Here are some typical character traits of Germans:
- Direct and honest with thoughts
- Loud talkers
- Love hearty food
While most Germans adore their country, they are not excessively patriotic as they are ashamed of their country’s history and involvement in the first and second World Wars and affiliation with Hitler. Therefore, despite Germany being an impressive country with a booming economy, their patriotism is tempered by their complicated history.
It may seem obvious, however the single most important means to communicate effectively with Germans is to speak their language, even with those who speak English. Not only does it demonstrate a genuine interest in their culture, it also facilitates deeper friendships that will help uncover additional layers of German culture.
When people meet, such as strangers and distant friends, they typically shake hands or merely say “hallo.” Greeting each other with two kisses is not very common, as it is in France and Spain. However, family and friends greet each other with hugs and the occasional two kisses (one on each cheek).
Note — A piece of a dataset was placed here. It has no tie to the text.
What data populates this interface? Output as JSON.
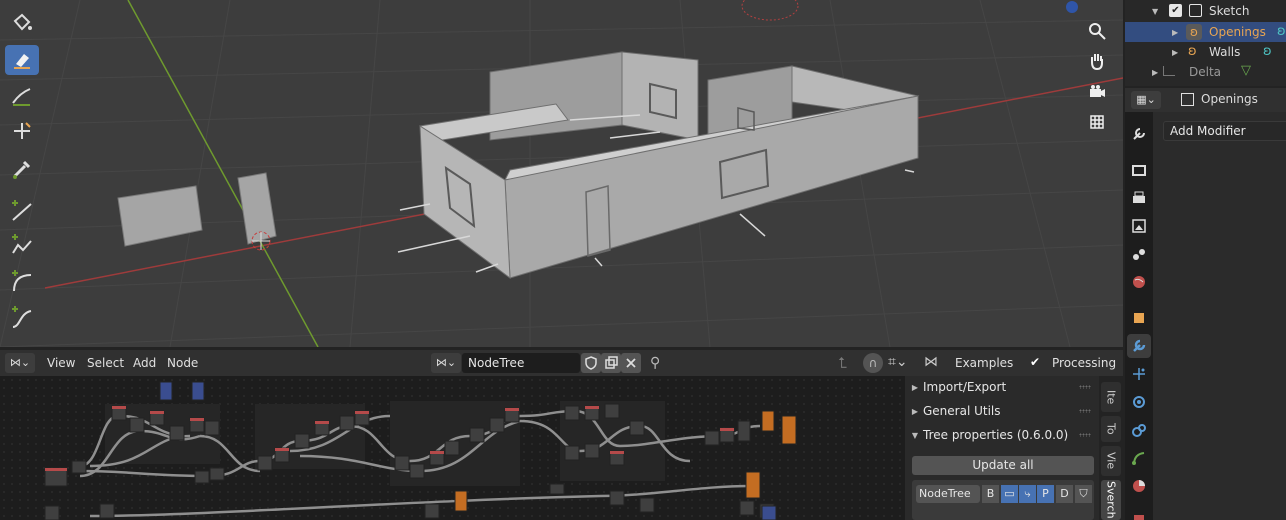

The use of mobile technology is pervasive among the majority of German citizens. Contrary to practices in the U.S., WhatsApp is by far the most popular way of communicating with people. Similarly, Instagram and Snapchat remain the most popular social media apps.
Outlook to other cultures
Germans are open to other cultures. English language skills are greatly encouraged in Germany and many colleges and graduate schools require a strong competency in English for admissions. Additionally, students are encouraged to learn either French, Spanish or Italian as a second foreign language. Consequently, study abroad programs in Europe are popular as recent generations are more outward looking and show greater global interest. The European Union created a student exchange program, called Erasmus, which facilitates and encourages study abroad programs within Europe amongst Europeans.
Almost 60% of Germans are Christian, evenly divided between Catholics and Protestants. Catholicism plays a more significant role in the south of Germany, especially in the state of Bavaria. Germany has the second largest Muslim population in Europe, with more than six percent of the population being followers of Islam, and that percentage is expected to grow over the next decades.